[[ Source data open ]]
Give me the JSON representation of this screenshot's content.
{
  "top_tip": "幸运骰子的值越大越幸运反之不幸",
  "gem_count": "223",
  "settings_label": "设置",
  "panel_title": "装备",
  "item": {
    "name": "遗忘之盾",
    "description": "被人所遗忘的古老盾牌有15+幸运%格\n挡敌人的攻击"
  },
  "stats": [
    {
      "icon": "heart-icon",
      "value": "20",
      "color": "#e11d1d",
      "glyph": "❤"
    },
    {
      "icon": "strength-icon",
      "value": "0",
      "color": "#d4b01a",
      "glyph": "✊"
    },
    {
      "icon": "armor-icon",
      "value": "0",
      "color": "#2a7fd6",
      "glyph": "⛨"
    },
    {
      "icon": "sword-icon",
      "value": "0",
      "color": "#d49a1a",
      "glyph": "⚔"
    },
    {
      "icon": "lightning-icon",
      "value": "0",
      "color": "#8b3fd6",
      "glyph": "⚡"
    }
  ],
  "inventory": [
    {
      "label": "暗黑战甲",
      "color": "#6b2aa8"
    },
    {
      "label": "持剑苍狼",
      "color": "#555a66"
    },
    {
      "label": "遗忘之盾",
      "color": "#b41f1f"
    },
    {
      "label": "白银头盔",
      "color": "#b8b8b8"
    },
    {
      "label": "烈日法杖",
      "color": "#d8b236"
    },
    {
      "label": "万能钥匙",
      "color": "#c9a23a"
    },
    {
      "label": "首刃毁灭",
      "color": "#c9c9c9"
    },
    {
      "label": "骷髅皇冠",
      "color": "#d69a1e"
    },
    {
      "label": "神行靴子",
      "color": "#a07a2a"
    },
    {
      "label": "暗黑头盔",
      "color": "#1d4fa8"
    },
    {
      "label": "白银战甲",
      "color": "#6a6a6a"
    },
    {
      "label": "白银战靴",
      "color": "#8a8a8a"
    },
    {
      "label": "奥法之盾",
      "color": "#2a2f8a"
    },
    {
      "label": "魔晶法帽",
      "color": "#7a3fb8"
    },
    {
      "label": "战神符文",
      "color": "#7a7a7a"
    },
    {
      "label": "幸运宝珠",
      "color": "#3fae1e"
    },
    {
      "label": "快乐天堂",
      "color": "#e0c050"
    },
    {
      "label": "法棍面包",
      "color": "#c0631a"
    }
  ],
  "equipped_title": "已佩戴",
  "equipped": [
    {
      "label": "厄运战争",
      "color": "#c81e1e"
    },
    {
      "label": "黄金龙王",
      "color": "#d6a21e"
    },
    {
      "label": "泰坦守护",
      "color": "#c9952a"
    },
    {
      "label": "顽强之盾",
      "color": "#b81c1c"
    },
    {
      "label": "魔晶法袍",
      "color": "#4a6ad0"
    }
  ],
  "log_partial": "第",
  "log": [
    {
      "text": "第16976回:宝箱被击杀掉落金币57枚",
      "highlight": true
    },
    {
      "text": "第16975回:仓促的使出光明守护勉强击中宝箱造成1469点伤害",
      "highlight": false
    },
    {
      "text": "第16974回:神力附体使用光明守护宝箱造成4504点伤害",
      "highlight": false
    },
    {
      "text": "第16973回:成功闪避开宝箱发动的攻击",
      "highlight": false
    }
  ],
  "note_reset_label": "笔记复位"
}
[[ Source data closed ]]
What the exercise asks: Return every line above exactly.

Task solution:
Give me the JSON representation of this screenshot's content.
{
  "top_tip": "幸运骰子的值越大越幸运反之不幸",
  "gem_count": "223",
  "settings_label": "设置",
  "panel_title": "装备",
  "item": {
    "name": "遗忘之盾",
    "description": "被人所遗忘的古老盾牌有15+幸运%格\n挡敌人的攻击"
  },
  "stats": [
    {
      "icon": "heart-icon",
      "value": "20",
      "color": "#e11d1d",
      "glyph": "❤"
    },
    {
      "icon": "strength-icon",
      "value": "0",
      "color": "#d4b01a",
      "glyph": "✊"
    },
    {
      "icon": "armor-icon",
      "value": "0",
      "color": "#2a7fd6",
      "glyph": "⛨"
    },
    {
      "icon": "sword-icon",
      "value": "0",
      "color": "#d49a1a",
      "glyph": "⚔"
    },
    {
      "icon": "lightning-icon",
      "value": "0",
      "color": "#8b3fd6",
      "glyph": "⚡"
    }
  ],
  "inventory": [
    {
      "label": "暗黑战甲",
      "color": "#6b2aa8"
    },
    {
      "label": "持剑苍狼",
      "color": "#555a66"
    },
    {
      "label": "遗忘之盾",
      "color": "#b41f1f"
    },
    {
      "label": "白银头盔",
      "color": "#b8b8b8"
    },
    {
      "label": "烈日法杖",
      "color": "#d8b236"
    },
    {
      "label": "万能钥匙",
      "color": "#c9a23a"
    },
    {
      "label": "首刃毁灭",
      "color": "#c9c9c9"
    },
    {
      "label": "骷髅皇冠",
      "color": "#d69a1e"
    },
    {
      "label": "神行靴子",
      "color": "#a07a2a"
    },
    {
      "label": "暗黑头盔",
      "color": "#1d4fa8"
    },
    {
      "label": "白银战甲",
      "color": "#6a6a6a"
    },
    {
      "label": "白银战靴",
      "color": "#8a8a8a"
    },
    {
      "label": "奥法之盾",
      "color": "#2a2f8a"
    },
    {
      "label": "魔晶法帽",
      "color": "#7a3fb8"
    },
    {
      "label": "战神符文",
      "color": "#7a7a7a"
    },
    {
      "label": "幸运宝珠",
      "color": "#3fae1e"
    },
    {
      "label": "快乐天堂",
      "color": "#e0c050"
    },
    {
      "label": "法棍面包",
      "color": "#c0631a"
    }
  ],
  "equipped_title": "已佩戴",
  "equipped": [
    {
      "label": "厄运战争",
      "color": "#c81e1e"
    },
    {
      "label": "黄金龙王",
      "color": "#d6a21e"
    },
    {
      "label": "泰坦守护",
      "color": "#c9952a"
    },
    {
      "label": "顽强之盾",
      "color": "#b81c1c"
    },
    {
      "label": "魔晶法袍",
      "color": "#4a6ad0"
    }
  ],
  "log_partial": "第",
  "log": [
    {
      "text": "第16976回:宝箱被击杀掉落金币57枚",
      "highlight": true
    },
    {
      "text": "第16975回:仓促的使出光明守护勉强击中宝箱造成1469点伤害",
      "highlight": false
    },
    {
      "text": "第16974回:神力附体使用光明守护宝箱造成4504点伤害",
      "highlight": false
    },
    {
      "text": "第16973回:成功闪避开宝箱发动的攻击",
      "highlight": false
    }
  ],
  "note_reset_label": "笔记复位"
}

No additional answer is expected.